Originally Posted by Rutty
However no amount of psychology will make up for a deficit in your shooting technique.
That (as a coach) is where I'm at with the head stuff and I'd say it's very rare in my experience to find a shooter where the head could do with more, or similar amounts of work, as compared to their technique. Shooters are extremely good at deceiving themselves as to their capabilities, you'll often hear how well they do in practice compared to competition... that's because it's not the same and competition arousal robs them (me included in 10m for instance) of the smoothness that allows them to get away with what they can't in competition. This they assume is a mental issue. It's not, it's a technique issue. If they were actually doing it how they should be and not thinking they are doing it as they should be, they wouldn't fall down as much in competition, because guess what, if you've got a good solid position that stable, it's stability can resist competition pressure, otherwise it's not stable and never was.
I've got a really good test for simulating competition pressure. Even just by talking people through it shooters recalibrate their expectations. That alone can then start a productive conversation.
You know when you have it right, the pressure doesn't find the cracks in your technique, it turns your raw coal fuel into a diamond. But if it is finding cracks then accept that and use it... turn the negative into a positive, listen to what is bothering you and consider working on that aspect of your shooting.

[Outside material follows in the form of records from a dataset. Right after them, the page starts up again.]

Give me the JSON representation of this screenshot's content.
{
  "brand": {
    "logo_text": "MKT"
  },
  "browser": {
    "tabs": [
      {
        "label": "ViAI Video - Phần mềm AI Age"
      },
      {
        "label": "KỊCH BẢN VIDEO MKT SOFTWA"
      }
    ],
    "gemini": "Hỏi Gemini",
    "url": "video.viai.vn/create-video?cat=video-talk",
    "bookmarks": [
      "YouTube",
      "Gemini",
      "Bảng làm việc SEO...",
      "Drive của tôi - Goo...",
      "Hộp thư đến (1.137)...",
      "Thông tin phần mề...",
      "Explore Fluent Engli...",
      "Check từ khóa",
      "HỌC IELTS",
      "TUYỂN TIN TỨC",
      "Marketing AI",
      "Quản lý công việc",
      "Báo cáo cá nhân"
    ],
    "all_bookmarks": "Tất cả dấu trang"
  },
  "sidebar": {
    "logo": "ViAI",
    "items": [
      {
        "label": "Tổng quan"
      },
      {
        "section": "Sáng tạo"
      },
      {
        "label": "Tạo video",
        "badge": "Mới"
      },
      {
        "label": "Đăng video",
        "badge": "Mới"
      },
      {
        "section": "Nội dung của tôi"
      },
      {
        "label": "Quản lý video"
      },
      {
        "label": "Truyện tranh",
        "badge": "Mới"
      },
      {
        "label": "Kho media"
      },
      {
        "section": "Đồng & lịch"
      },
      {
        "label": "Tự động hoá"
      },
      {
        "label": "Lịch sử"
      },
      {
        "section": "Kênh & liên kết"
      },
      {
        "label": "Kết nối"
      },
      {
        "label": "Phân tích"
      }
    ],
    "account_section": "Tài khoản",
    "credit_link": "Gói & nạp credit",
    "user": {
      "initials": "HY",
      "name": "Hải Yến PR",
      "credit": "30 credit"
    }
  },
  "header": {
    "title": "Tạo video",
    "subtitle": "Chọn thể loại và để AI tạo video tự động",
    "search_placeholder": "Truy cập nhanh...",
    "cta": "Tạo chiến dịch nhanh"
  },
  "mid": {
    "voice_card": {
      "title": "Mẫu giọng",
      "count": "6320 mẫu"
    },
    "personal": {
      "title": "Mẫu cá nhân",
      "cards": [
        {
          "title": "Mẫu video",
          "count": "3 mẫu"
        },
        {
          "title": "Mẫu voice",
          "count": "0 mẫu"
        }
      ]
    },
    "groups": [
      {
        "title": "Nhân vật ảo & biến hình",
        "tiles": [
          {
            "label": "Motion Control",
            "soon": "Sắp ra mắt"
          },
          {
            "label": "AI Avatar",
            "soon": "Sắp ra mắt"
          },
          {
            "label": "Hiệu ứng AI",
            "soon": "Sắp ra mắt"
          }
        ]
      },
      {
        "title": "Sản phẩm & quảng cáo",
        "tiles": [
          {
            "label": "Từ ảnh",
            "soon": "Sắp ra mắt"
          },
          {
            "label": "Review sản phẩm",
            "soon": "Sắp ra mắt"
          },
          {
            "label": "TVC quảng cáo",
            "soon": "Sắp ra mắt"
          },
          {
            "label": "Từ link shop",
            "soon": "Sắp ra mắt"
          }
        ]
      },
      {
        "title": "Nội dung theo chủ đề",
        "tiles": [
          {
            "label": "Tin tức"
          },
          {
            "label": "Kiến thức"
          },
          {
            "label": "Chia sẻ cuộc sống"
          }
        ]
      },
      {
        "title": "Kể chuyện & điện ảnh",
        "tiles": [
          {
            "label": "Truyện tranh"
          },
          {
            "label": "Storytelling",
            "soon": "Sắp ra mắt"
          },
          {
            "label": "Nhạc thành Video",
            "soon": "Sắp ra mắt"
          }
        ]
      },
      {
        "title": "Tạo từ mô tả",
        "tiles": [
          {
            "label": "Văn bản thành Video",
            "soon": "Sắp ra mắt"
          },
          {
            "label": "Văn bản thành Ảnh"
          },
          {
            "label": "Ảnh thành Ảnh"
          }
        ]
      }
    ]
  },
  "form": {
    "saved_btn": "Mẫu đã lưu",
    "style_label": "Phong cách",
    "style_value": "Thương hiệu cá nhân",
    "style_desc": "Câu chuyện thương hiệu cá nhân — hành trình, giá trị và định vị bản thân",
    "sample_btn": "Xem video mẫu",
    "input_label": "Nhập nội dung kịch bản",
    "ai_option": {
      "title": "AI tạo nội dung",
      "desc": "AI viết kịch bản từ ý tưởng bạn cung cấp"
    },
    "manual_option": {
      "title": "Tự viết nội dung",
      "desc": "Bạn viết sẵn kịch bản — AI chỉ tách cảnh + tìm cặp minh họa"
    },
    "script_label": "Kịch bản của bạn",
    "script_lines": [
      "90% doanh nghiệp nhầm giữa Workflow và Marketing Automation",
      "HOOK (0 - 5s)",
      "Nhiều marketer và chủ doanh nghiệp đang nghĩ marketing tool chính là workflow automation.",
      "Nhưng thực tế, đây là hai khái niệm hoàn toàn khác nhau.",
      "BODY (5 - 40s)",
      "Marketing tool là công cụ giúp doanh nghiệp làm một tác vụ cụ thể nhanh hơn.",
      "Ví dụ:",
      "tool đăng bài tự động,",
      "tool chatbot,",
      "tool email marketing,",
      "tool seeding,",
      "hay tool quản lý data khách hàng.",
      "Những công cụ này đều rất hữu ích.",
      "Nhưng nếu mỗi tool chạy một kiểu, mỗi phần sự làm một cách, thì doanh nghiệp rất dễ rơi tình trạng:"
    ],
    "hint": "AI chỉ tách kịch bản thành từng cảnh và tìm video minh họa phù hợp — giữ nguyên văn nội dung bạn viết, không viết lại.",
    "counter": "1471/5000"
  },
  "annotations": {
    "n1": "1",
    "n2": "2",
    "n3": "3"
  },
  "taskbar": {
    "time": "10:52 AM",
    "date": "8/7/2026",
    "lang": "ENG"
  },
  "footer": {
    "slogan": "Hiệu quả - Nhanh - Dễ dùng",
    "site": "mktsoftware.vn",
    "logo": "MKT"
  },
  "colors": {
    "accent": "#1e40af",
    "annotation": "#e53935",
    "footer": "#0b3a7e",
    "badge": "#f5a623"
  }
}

If you want a bedtime reading recommendation, try MEC's Ways of the Rifle. Even though it's aimed at 3p, and can get very deep in detail, there's a massive amount of solid shooting technique information to look through. And some pretty pictures and room at the back for doing your own doodles. And it's thicker, just in case you were thinking of using it to stand on in front of the mirror for that pre match chat with yourself